Edited by Alexa Weik von Mossner, Marijana Mikić, and Mario Grill, Ethnic American Literatures and Critical Race Narratology explores the relationship between narrative, race, and ethnicity in the United States. Situated at the intersection of post-classical narratology and context-oriented approaches in race, ethnic, and cultural studies, the contributions to this edited volume interrogate the complex and varied ways in which ethnic American authors use narrative form to engage readers in issues related to race and ethnicity, along with other important identity markers such as class, religion, gender, and sexuality. Importantly, the book also explores how paying attention to the formal features of ethnic American literatures changes our under-standing of narrative theory and how narrative theories can help us to think about author functions and race. The international and diverse group of contributors includes top scholars in narrative theory and in race and ethnic studies, and the texts they analyze concern a wide variety of topics, from the representation of time and space to the narration of trauma and other deeply emotional memories to the importance of literary paratexts, genre structures, and author functions.

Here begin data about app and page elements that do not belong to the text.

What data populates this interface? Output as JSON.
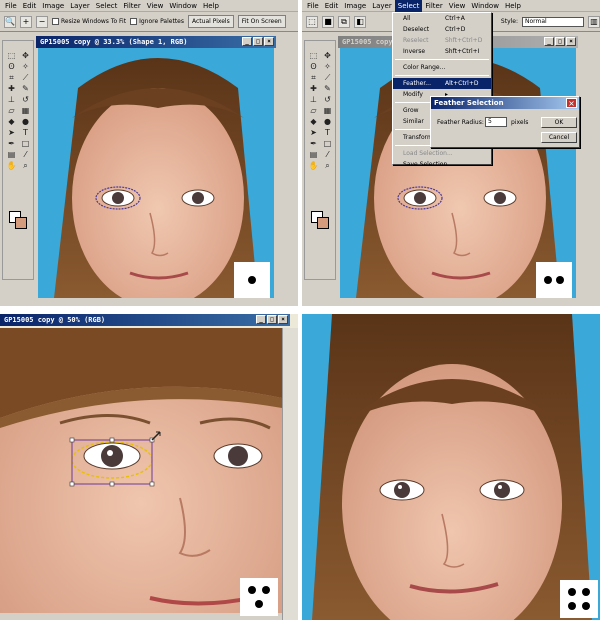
{
  "panel1": {
    "menu": [
      "File",
      "Edit",
      "Image",
      "Layer",
      "Select",
      "Filter",
      "View",
      "Window",
      "Help"
    ],
    "options": {
      "resize_label": "Resize Windows To Fit",
      "ignore_label": "Ignore Palettes",
      "actual_pixels": "Actual Pixels",
      "fit_on_screen": "Fit On Screen"
    },
    "doc_title": "GP15005 copy @ 33.3% (Shape 1, RGB)"
  },
  "panel2": {
    "menu": [
      "File",
      "Edit",
      "Image",
      "Layer",
      "Select",
      "Filter",
      "View",
      "Window",
      "Help"
    ],
    "style_label": "Style:",
    "style_value": "Normal",
    "doc_title": "GP15005 copy @ 33.3% (Shape 1, RGB)",
    "select_menu": [
      {
        "label": "All",
        "shortcut": "Ctrl+A",
        "state": "normal"
      },
      {
        "label": "Deselect",
        "shortcut": "Ctrl+D",
        "state": "normal"
      },
      {
        "label": "Reselect",
        "shortcut": "Shft+Ctrl+D",
        "state": "disabled"
      },
      {
        "label": "Inverse",
        "shortcut": "Shft+Ctrl+I",
        "state": "normal"
      },
      {
        "sep": true
      },
      {
        "label": "Color Range...",
        "shortcut": "",
        "state": "normal"
      },
      {
        "sep": true
      },
      {
        "label": "Feather...",
        "shortcut": "Alt+Ctrl+D",
        "state": "highlight"
      },
      {
        "label": "Modify",
        "shortcut": "▸",
        "state": "normal"
      },
      {
        "sep": true
      },
      {
        "label": "Grow",
        "shortcut": "",
        "state": "normal"
      },
      {
        "label": "Similar",
        "shortcut": "",
        "state": "normal"
      },
      {
        "sep": true
      },
      {
        "label": "Transform Selection",
        "shortcut": "",
        "state": "normal"
      },
      {
        "sep": true
      },
      {
        "label": "Load Selection...",
        "shortcut": "",
        "state": "disabled"
      },
      {
        "label": "Save Selection...",
        "shortcut": "",
        "state": "normal"
      }
    ],
    "feather_dialog": {
      "title": "Feather Selection",
      "radius_label": "Feather Radius:",
      "radius_value": "5",
      "unit": "pixels",
      "ok": "OK",
      "cancel": "Cancel"
    }
  },
  "panel3": {
    "doc_title": "GP15005 copy @ 50% (RGB)"
  },
  "colors": {
    "background_blue": "#3aa8d8",
    "skin": "#e8b8a0",
    "hair": "#7a4a24",
    "titlebar": "#0a246a",
    "selection": "#4a3a9a"
  }
}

Foreword: Ethnoracial Encounters: From Myopic to Polyscopic Planetary Narratologies — Frederick Luis Aldama

Introduction: Narrative Encounters with Ethnic American Literatures — Alexa Weik von Mossner

PART 1: Narrating Race and Ethnicity across Time and Space

  1. Indigenous Time / Indigenous Narratives: The Political Implications of Non-Linear Time in Contemporary Native Fiction — James J. Donahue
  2. Time(s) of Race: Narrative Temporalities, Epistemic Storytelling, and the Human Species in Ted Chiang — Matthias Klestil
  3. Polychronic Narration, Trauma, Disenfranchised Grief, and Mario Alberto Zambrano’s Lotería — Mario Grill
  4. Whole New Worlds: An Exploration of Narrative Strategies Used in Afrodiasporic Speculative Fiction — Marlene Allen Ahmed

PART 2: Haunting Memories: Narrative, Race, and Emotion

  1. Emotions that Haunt: Attachment Relations in Lan Samantha Chang’s Fiction — W. Michelle Wang
  2. Race, Trauma, and the Emotional Legacies of Slavery in Yaa Gyasi’s Homegoing — Marijana Mikić
  3. “There Were Strands of Darker Stories”: Reading Third-Generation Holocaust Literature as Midrash — Stella Setka
  4. Stories, Love, and Baklava: Narrating Food in Diana Abu-Jaber’s Culinary Memoirs — Alexa Weik von Mossner

PART 3: Race, Ethnicity, and Paratexts: Genre Structures and Author Functions

  1. Healing Narratives: Historical Representations in Latinx Young Adult Literature — Elizabeth Garcia
  2. Blood and Soil: Leslie Marmon Silko’s Ceremony — Patrick Colm Hogan
  3. Metaparatextual Satire in Percival Everett’s The Book of Training and Kent Monkman’s Shame and Prejudice — Derek Maus
  4. Author Functions, Literary Functions, and Racial Representations or What We Talk about When We Talk about Diversifying Narrative Studies — Jennifer Ho

The book is part of Routledge’s Narrative Theory and Culture series, edited by Christopher González, and is available here.